(Directions for this task): Each line of the data must be copied exactly.

-.-.-

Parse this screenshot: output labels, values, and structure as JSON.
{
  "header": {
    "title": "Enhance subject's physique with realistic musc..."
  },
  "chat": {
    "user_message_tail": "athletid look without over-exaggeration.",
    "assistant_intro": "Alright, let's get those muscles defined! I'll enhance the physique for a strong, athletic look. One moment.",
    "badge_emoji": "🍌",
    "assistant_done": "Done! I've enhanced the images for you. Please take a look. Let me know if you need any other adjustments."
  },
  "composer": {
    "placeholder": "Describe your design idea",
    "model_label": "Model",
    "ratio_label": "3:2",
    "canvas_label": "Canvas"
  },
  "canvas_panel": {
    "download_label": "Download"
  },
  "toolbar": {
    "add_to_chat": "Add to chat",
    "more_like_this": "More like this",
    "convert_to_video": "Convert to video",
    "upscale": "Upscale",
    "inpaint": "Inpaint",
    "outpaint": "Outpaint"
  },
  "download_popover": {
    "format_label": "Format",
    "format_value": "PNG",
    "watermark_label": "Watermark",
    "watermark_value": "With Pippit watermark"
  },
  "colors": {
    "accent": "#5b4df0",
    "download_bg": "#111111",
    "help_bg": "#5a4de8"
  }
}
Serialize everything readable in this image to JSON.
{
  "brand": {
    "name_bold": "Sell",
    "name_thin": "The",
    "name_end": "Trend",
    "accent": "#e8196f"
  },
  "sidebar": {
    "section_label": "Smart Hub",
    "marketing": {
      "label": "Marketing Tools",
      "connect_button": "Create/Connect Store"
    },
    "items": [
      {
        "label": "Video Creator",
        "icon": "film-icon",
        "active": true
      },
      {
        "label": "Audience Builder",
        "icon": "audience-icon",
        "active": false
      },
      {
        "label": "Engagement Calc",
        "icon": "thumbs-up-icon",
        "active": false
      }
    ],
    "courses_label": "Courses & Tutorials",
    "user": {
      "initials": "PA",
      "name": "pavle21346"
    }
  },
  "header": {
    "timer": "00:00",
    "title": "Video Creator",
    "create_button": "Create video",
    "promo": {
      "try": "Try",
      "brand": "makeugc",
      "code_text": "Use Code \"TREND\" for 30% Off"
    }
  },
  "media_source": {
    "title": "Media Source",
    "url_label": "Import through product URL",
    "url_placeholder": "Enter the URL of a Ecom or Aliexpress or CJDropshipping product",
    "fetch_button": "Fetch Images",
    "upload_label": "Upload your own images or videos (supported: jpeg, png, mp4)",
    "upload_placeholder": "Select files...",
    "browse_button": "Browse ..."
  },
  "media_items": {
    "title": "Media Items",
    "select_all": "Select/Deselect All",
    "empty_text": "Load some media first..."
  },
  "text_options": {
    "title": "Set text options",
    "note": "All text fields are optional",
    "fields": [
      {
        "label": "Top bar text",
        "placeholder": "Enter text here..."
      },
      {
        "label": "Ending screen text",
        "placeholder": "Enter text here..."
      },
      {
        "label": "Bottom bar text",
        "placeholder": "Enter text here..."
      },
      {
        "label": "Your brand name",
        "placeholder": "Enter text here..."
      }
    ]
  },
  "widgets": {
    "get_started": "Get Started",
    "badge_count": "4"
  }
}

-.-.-

(Response to the exercise):
Parse this screenshot: output labels, values, and structure as JSON.
{
  "header": {
    "title": "Enhance subject's physique with realistic musc..."
  },
  "chat": {
    "user_message_tail": "athletid look without over-exaggeration.",
    "assistant_intro": "Alright, let's get those muscles defined! I'll enhance the physique for a strong, athletic look. One moment.",
    "badge_emoji": "🍌",
    "assistant_done": "Done! I've enhanced the images for you. Please take a look. Let me know if you need any other adjustments."
  },
  "composer": {
    "placeholder": "Describe your design idea",
    "model_label": "Model",
    "ratio_label": "3:2",
    "canvas_label": "Canvas"
  },
  "canvas_panel": {
    "download_label": "Download"
  },
  "toolbar": {
    "add_to_chat": "Add to chat",
    "more_like_this": "More like this",
    "convert_to_video": "Convert to video",
    "upscale": "Upscale",
    "inpaint": "Inpaint",
    "outpaint": "Outpaint"
  },
  "download_popover": {
    "format_label": "Format",
    "format_value": "PNG",
    "watermark_label": "Watermark",
    "watermark_value": "With Pippit watermark"
  },
  "colors": {
    "accent": "#5b4df0",
    "download_bg": "#111111",
    "help_bg": "#5a4de8"
  }
}
Serialize everything readable in this image to JSON.
{
  "brand": {
    "name_bold": "Sell",
    "name_thin": "The",
    "name_end": "Trend",
    "accent": "#e8196f"
  },
  "sidebar": {
    "section_label": "Smart Hub",
    "marketing": {
      "label": "Marketing Tools",
      "connect_button": "Create/Connect Store"
    },
    "items": [
      {
        "label": "Video Creator",
        "icon": "film-icon",
        "active": true
      },
      {
        "label": "Audience Builder",
        "icon": "audience-icon",
        "active": false
      },
      {
        "label": "Engagement Calc",
        "icon": "thumbs-up-icon",
        "active": false
      }
    ],
    "courses_label": "Courses & Tutorials",
    "user": {
      "initials": "PA",
      "name": "pavle21346"
    }
  },
  "header": {
    "timer": "00:00",
    "title": "Video Creator",
    "create_button": "Create video",
    "promo": {
      "try": "Try",
      "brand": "makeugc",
      "code_text": "Use Code \"TREND\" for 30% Off"
    }
  },
  "media_source": {
    "title": "Media Source",
    "url_label": "Import through product URL",
    "url_placeholder": "Enter the URL of a Ecom or Aliexpress or CJDropshipping product",
    "fetch_button": "Fetch Images",
    "upload_label": "Upload your own images or videos (supported: jpeg, png, mp4)",
    "upload_placeholder": "Select files...",
    "browse_button": "Browse ..."
  },
  "media_items": {
    "title": "Media Items",
    "select_all": "Select/Deselect All",
    "empty_text": "Load some media first..."
  },
  "text_options": {
    "title": "Set text options",
    "note": "All text fields are optional",
    "fields": [
      {
        "label": "Top bar text",
        "placeholder": "Enter text here..."
      },
      {
        "label": "Ending screen text",
        "placeholder": "Enter text here..."
      },
      {
        "label": "Bottom bar text",
        "placeholder": "Enter text here..."
      },
      {
        "label": "Your brand name",
        "placeholder": "Enter text here..."
      }
    ]
  },
  "widgets": {
    "get_started": "Get Started",
    "badge_count": "4"
  }
}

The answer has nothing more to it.